Within the listing below, how many lines hold the string "icon"? Only the number is wanted.

**** DATASET ENTRIES

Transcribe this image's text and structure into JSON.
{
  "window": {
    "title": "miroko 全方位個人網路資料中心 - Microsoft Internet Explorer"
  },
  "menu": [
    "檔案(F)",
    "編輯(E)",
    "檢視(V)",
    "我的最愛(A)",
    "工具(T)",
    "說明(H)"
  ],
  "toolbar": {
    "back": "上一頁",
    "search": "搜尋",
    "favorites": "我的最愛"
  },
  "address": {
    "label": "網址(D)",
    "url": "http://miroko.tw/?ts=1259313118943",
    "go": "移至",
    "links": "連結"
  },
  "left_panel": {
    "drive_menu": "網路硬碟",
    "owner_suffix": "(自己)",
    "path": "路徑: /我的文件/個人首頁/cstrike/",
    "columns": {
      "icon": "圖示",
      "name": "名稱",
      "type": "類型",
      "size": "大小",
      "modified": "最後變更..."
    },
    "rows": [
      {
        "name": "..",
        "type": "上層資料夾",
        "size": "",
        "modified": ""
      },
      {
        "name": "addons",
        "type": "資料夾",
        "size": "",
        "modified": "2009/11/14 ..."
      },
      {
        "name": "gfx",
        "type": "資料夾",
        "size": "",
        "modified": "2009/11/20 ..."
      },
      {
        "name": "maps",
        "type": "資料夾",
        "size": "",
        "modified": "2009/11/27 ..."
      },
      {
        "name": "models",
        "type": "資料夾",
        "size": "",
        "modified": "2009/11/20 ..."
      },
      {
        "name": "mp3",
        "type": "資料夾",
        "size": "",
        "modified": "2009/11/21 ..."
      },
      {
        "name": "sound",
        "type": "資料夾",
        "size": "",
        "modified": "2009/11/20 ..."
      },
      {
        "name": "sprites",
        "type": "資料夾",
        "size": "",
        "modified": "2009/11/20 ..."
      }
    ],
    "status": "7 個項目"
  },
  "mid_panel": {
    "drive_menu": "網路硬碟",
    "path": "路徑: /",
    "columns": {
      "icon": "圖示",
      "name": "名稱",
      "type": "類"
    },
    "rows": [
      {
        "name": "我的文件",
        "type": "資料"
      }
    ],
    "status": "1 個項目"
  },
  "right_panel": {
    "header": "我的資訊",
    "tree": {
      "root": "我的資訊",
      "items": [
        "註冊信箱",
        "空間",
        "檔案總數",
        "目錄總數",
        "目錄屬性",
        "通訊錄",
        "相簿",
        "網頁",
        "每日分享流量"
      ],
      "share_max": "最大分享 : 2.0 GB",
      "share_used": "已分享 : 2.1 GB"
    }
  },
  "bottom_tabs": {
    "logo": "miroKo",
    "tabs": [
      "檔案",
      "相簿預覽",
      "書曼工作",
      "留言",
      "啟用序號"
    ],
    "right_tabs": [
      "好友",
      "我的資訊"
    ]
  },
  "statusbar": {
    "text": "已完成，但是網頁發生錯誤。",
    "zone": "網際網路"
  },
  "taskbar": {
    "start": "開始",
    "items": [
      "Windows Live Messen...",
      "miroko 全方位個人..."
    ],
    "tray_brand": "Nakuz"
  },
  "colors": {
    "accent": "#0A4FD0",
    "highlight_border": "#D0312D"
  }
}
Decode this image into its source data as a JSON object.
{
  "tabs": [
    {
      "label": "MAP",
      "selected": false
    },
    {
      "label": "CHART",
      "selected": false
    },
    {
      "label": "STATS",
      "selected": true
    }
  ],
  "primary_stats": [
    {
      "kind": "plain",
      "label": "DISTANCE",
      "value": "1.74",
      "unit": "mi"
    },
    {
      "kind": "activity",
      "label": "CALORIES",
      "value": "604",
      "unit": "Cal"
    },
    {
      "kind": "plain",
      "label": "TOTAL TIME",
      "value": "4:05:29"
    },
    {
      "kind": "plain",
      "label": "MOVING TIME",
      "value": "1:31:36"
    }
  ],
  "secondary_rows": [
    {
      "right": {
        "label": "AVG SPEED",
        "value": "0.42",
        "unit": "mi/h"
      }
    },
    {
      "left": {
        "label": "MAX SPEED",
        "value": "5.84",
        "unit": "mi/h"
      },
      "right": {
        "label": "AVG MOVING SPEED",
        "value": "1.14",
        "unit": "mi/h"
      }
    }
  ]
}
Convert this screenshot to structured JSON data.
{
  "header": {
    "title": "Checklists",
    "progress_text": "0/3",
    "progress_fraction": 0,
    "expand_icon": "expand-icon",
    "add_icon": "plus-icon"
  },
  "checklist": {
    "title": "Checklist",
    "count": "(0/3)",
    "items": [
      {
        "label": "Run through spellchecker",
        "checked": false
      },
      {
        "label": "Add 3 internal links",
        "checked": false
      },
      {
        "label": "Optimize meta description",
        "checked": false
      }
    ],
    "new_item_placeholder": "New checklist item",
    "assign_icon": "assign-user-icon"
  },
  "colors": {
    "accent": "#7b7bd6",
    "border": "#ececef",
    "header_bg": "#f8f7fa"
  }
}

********

### ANSWER SECTION
5